# Recorded data
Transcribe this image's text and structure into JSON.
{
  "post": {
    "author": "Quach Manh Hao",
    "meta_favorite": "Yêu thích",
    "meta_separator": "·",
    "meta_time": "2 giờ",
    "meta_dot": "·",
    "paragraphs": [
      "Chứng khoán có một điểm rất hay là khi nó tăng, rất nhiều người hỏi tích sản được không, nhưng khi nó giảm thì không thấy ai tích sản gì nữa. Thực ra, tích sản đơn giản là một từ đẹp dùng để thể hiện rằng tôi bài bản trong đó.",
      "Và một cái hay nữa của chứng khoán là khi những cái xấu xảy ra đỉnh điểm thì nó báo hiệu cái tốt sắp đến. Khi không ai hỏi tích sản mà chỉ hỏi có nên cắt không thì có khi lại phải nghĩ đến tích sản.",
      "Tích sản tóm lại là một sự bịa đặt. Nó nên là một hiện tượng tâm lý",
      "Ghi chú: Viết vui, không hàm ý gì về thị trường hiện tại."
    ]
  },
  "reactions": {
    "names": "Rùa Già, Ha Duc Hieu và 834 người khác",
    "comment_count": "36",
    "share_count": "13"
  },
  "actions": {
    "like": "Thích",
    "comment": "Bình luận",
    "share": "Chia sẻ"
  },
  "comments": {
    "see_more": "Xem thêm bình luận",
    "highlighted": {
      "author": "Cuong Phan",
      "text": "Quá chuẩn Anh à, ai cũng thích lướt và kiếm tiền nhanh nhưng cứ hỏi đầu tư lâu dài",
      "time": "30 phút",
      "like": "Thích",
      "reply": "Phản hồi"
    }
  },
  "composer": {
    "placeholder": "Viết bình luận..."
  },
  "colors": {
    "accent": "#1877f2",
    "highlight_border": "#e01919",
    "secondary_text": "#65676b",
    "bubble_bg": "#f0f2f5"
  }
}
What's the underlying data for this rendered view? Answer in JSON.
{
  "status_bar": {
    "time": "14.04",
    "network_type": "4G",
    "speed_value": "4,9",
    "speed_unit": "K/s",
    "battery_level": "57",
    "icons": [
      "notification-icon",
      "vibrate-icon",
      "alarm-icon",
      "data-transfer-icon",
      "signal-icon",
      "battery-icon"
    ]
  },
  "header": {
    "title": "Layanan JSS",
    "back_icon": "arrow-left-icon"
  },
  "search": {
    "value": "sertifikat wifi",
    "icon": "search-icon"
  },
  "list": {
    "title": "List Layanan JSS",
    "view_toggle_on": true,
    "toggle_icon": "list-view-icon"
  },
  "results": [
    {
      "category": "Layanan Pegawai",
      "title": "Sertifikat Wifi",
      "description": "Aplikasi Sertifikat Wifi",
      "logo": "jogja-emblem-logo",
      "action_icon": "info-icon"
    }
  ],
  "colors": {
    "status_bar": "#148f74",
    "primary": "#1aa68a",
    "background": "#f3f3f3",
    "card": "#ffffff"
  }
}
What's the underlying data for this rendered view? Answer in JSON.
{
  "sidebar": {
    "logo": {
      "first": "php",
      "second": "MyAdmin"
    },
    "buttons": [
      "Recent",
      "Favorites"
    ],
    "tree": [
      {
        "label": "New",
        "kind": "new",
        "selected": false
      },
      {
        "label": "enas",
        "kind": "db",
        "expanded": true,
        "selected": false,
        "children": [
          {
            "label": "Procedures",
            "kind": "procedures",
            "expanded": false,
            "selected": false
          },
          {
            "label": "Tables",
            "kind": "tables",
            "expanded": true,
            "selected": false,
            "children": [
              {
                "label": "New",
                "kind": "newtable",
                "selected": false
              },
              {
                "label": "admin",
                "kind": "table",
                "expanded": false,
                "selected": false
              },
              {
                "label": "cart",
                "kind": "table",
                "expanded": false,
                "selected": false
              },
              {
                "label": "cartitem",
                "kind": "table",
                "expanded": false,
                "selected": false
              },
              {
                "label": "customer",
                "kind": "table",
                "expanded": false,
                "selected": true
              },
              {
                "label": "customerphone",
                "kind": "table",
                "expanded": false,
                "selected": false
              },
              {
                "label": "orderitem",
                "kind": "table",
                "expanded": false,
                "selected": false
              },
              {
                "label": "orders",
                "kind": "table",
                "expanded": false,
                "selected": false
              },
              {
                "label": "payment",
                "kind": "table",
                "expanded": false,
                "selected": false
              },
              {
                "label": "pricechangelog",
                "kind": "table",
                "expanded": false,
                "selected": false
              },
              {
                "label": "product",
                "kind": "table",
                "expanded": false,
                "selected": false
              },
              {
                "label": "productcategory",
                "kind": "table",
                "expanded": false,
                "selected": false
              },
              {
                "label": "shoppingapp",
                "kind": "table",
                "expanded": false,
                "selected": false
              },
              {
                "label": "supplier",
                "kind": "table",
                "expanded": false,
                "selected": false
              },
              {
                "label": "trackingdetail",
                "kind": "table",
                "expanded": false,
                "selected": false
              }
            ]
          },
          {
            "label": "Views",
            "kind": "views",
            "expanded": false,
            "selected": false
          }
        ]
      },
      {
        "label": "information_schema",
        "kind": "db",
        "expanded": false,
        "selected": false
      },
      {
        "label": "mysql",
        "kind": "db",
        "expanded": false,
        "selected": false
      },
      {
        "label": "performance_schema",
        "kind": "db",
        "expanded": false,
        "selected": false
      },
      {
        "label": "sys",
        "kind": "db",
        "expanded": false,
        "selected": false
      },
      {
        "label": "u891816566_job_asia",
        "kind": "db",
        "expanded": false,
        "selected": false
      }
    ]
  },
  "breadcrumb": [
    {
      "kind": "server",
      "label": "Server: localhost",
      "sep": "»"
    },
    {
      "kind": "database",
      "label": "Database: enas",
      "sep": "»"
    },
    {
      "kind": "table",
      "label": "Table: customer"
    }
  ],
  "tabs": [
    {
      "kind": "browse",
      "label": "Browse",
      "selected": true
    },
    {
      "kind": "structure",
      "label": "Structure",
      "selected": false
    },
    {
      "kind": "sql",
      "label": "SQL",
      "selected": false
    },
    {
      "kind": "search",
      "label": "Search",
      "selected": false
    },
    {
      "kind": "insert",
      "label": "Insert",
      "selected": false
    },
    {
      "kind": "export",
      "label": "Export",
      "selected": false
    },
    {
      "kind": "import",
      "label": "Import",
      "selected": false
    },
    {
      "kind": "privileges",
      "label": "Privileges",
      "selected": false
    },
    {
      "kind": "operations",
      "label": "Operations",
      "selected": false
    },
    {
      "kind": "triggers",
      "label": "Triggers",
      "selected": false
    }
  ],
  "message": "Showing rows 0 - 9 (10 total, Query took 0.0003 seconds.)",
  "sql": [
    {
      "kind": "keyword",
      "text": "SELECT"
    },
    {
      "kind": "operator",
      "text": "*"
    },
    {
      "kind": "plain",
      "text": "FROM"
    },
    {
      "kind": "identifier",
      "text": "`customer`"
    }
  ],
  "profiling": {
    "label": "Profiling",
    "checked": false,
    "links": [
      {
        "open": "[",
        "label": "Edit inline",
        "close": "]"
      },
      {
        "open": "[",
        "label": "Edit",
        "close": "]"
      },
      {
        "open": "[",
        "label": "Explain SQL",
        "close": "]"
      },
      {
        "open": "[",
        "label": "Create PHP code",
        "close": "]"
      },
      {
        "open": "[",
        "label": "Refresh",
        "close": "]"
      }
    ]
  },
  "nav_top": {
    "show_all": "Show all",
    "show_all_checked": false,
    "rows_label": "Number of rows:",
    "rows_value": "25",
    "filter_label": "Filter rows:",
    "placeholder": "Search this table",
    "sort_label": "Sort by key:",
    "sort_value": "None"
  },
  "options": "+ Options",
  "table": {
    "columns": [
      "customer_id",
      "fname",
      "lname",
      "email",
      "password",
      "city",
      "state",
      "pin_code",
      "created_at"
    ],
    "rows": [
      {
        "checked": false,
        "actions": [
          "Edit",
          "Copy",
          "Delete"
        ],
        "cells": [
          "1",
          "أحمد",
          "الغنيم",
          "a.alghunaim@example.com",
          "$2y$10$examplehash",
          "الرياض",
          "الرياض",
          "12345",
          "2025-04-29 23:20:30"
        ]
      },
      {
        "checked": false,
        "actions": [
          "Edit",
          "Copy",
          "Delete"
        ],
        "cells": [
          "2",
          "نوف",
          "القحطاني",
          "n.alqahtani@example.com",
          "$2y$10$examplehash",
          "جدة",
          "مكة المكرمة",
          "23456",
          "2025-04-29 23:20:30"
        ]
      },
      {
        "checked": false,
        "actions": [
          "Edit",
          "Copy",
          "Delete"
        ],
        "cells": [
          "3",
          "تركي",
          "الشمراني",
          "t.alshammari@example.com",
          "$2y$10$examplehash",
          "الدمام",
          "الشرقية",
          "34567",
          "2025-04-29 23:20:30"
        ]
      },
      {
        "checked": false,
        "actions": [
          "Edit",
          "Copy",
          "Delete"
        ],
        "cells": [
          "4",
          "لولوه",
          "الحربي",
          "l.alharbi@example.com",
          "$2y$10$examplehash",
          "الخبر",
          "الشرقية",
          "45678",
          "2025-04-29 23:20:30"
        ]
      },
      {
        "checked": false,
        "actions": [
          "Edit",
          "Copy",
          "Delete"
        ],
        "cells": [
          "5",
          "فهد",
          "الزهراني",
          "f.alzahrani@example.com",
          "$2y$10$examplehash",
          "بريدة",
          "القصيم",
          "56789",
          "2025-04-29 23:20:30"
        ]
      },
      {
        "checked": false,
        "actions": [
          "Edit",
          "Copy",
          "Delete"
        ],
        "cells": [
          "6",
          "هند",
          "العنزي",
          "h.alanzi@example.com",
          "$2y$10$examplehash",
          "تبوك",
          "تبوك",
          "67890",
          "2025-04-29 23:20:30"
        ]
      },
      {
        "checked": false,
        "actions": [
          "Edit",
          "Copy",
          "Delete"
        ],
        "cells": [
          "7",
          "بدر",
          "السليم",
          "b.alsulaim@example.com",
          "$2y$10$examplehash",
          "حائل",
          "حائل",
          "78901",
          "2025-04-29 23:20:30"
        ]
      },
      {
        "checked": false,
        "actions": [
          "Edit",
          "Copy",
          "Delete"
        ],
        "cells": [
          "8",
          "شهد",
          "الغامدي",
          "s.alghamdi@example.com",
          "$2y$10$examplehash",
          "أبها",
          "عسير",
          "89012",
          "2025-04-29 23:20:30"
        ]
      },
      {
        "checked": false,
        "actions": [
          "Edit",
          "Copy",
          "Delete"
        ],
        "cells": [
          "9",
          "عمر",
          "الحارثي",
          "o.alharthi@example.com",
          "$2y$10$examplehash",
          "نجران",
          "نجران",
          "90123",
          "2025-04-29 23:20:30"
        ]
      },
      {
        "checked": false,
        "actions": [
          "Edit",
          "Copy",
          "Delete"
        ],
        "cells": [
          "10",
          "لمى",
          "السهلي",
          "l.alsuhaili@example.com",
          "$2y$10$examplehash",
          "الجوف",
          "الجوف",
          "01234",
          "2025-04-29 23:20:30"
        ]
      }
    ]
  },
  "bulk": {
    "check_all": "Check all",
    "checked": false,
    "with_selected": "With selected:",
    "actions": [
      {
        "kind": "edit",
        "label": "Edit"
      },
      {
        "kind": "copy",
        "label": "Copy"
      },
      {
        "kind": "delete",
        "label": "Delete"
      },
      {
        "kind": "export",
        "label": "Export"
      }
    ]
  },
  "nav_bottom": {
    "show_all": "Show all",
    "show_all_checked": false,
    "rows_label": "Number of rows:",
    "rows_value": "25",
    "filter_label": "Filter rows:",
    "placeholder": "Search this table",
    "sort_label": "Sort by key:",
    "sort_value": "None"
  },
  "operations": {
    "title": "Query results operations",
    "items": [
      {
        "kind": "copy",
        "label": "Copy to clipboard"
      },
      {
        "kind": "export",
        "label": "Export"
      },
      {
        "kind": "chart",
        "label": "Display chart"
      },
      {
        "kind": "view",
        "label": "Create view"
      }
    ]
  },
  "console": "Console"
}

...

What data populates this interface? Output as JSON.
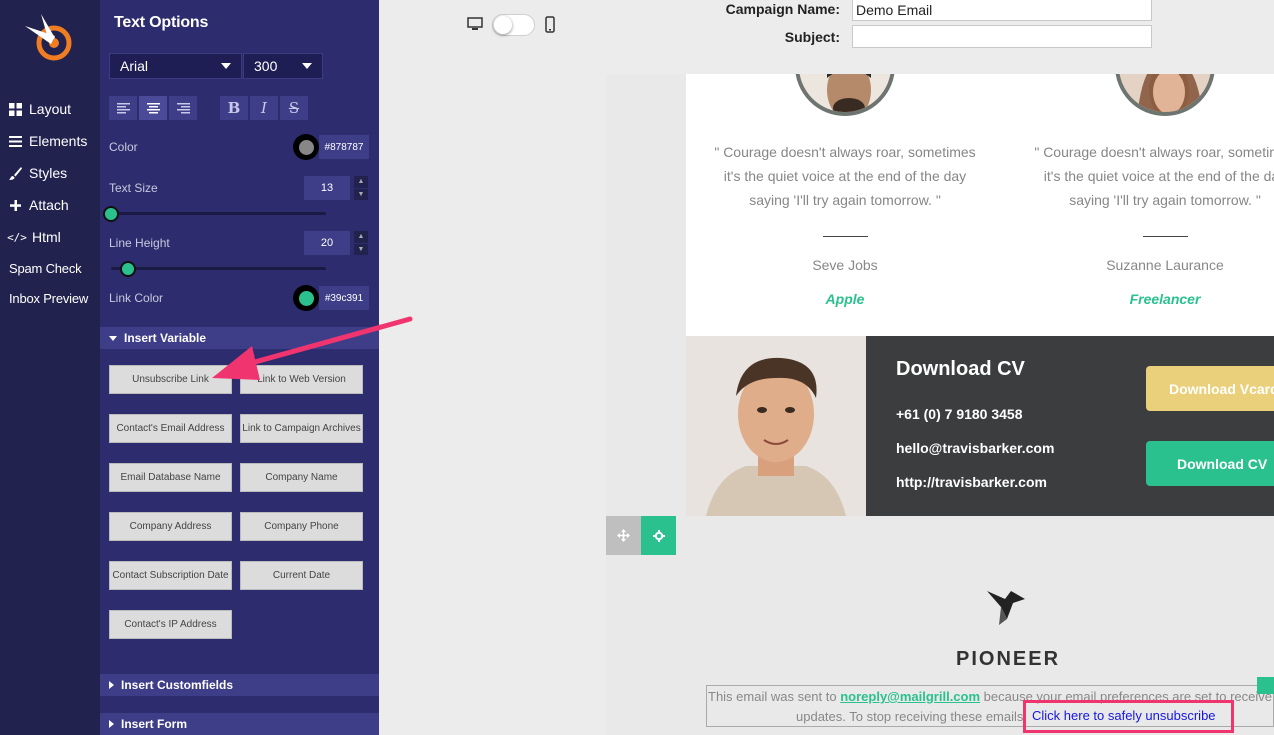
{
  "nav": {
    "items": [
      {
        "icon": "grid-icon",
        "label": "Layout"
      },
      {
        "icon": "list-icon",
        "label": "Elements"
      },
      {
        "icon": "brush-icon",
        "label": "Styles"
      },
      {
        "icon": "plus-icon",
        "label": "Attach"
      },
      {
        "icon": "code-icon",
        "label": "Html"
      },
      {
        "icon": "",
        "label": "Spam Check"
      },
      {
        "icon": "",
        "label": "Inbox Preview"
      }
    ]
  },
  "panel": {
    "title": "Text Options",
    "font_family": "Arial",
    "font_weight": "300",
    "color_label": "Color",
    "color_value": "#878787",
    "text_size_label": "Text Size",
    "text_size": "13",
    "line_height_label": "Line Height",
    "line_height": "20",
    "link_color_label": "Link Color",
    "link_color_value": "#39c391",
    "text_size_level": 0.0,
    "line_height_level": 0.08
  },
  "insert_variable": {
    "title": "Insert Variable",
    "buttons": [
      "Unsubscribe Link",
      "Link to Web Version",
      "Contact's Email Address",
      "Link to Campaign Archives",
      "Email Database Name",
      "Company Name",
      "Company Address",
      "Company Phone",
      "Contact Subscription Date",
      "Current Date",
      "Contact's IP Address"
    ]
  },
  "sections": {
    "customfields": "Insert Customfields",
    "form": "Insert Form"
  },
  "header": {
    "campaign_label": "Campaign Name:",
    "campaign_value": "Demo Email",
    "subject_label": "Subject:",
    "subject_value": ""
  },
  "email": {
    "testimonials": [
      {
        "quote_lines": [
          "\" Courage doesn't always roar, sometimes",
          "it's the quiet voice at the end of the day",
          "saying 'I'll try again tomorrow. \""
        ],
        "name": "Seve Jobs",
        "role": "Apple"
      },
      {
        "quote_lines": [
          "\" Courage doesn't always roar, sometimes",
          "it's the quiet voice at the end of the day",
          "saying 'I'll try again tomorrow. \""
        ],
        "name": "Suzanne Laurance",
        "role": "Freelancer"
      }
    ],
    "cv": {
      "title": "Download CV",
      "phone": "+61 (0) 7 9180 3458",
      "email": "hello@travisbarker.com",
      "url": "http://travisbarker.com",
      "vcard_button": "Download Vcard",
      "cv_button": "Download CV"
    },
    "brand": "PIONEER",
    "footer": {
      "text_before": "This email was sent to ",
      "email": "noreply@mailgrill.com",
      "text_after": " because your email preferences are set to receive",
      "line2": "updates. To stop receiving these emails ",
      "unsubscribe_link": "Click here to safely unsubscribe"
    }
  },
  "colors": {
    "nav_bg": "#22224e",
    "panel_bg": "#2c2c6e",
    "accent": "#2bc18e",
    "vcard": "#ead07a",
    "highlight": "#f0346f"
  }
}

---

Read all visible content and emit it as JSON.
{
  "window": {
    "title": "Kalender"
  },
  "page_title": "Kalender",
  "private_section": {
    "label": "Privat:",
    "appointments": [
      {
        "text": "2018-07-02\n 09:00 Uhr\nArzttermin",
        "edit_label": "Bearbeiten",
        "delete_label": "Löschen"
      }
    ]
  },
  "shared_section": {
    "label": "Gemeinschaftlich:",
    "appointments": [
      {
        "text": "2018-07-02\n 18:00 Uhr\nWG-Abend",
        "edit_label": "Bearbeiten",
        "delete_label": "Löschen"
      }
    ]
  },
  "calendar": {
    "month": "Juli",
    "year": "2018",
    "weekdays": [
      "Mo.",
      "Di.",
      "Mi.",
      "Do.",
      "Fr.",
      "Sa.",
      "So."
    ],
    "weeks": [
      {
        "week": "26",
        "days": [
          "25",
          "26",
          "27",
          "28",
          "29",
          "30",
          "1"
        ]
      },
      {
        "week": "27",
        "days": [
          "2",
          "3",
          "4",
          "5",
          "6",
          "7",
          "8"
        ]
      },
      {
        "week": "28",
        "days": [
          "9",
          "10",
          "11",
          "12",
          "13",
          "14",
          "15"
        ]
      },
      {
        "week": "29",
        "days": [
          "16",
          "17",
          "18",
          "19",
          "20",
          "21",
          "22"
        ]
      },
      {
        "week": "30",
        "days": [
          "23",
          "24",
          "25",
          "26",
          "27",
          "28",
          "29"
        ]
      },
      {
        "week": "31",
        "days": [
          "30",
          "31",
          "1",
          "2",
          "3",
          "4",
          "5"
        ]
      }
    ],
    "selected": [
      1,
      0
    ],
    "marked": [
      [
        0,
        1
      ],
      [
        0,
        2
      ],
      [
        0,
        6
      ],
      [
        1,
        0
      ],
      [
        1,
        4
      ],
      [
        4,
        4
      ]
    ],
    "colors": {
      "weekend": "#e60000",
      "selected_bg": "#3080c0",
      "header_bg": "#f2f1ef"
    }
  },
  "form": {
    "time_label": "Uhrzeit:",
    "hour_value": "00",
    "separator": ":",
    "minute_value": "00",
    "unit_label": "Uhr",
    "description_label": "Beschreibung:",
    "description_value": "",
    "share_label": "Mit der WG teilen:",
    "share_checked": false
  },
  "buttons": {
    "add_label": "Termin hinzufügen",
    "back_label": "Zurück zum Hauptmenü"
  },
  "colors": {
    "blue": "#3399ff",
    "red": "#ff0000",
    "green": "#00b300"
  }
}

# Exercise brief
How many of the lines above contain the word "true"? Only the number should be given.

# Answer area
5